Count the lines below that contain the word "bytes", and give only that number.

-------- The data --------

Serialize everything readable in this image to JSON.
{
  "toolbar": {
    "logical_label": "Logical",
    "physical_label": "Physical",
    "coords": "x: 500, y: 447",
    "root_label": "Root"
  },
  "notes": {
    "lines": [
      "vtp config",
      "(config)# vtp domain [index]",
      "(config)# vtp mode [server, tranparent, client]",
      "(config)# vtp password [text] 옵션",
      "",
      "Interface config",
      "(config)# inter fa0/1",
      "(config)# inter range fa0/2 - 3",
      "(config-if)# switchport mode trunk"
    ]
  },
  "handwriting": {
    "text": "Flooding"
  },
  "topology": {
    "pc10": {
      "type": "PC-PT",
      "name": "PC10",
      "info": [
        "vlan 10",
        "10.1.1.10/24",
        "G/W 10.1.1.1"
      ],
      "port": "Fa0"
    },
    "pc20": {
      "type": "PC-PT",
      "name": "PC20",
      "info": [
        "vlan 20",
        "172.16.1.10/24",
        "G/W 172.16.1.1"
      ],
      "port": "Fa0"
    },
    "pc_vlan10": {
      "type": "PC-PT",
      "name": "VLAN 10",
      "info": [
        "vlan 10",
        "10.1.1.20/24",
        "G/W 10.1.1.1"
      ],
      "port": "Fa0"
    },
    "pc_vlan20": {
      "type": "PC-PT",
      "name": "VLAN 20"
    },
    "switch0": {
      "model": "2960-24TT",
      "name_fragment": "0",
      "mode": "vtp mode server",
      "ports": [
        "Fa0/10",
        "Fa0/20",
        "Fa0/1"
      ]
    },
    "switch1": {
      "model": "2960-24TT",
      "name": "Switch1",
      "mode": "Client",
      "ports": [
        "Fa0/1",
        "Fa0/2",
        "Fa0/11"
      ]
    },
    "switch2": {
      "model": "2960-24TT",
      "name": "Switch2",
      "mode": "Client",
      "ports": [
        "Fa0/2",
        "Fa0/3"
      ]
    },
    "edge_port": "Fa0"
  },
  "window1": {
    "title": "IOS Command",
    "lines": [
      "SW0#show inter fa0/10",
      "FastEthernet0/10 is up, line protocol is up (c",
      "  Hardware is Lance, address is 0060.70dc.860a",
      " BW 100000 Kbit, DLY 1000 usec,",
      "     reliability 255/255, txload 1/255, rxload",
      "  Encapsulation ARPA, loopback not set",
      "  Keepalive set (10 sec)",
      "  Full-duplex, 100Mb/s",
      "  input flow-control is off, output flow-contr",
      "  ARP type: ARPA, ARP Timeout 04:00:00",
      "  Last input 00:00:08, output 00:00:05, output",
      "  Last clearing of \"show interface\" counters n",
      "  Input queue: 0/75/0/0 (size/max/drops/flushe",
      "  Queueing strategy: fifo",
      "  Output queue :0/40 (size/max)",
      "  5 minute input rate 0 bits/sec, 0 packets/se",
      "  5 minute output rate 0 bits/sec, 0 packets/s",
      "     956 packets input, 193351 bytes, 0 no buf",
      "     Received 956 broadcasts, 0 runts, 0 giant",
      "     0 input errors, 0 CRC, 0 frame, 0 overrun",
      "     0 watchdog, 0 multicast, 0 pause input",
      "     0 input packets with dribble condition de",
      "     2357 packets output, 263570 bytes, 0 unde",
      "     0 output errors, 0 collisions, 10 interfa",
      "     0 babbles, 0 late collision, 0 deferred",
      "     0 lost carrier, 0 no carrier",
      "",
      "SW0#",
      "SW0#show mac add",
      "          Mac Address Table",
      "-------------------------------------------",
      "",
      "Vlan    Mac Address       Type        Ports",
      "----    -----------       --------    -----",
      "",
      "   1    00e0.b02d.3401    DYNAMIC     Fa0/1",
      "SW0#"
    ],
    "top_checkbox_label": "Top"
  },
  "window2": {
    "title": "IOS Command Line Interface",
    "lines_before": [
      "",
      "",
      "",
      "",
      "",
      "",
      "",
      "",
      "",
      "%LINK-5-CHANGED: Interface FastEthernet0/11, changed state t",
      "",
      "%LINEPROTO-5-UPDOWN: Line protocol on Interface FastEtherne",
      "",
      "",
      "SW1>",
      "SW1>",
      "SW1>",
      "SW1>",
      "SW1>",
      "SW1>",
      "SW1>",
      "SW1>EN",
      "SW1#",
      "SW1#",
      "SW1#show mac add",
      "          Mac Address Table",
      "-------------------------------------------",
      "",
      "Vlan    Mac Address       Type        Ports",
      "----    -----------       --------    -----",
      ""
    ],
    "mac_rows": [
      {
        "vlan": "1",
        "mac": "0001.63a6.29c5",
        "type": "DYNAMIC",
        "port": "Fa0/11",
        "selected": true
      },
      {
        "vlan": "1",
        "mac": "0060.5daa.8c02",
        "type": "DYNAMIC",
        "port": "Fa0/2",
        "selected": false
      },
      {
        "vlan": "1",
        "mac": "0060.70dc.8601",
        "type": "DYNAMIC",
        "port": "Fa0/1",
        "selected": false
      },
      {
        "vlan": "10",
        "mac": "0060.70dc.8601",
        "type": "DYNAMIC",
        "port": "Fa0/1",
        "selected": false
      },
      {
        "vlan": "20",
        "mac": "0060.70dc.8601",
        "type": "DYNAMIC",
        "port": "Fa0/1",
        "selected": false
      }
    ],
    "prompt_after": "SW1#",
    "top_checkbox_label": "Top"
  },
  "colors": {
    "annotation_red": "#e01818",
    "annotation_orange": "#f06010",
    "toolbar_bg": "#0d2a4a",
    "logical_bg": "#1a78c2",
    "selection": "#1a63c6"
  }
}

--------
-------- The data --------

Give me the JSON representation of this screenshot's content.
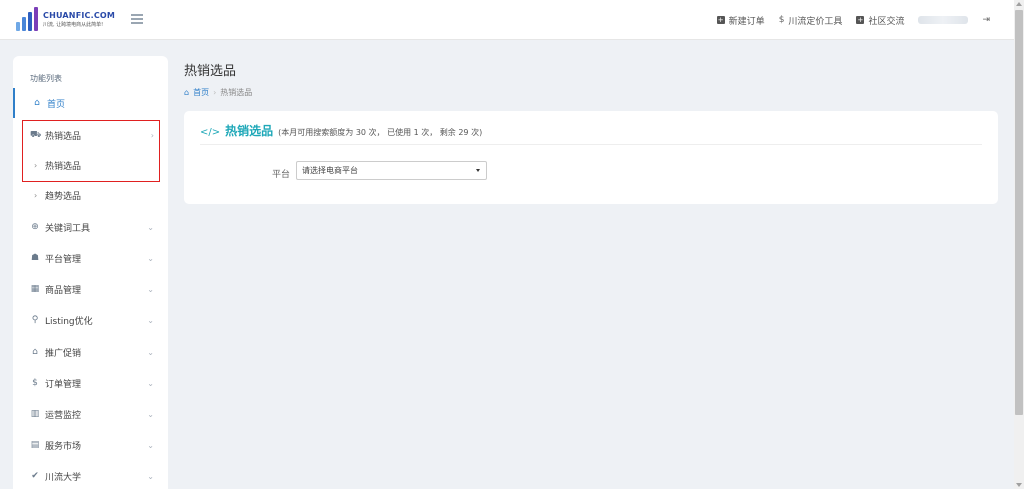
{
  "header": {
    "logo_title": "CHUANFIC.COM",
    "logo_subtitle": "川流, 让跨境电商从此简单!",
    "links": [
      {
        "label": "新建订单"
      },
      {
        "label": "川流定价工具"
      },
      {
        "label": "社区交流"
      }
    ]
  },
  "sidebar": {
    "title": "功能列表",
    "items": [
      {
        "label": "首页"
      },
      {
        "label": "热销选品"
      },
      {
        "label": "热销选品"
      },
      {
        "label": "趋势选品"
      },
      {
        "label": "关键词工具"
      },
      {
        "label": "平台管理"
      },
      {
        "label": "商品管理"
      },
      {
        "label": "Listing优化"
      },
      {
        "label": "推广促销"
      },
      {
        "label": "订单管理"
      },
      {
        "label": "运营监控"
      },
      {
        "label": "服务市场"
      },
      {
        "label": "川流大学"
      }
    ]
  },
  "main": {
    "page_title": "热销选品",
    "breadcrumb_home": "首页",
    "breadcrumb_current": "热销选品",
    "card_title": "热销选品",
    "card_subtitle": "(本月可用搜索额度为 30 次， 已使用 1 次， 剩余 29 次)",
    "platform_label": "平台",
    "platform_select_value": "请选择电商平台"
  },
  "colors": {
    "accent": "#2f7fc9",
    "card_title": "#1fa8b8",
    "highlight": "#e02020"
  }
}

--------

== Solution for this exercise ==
2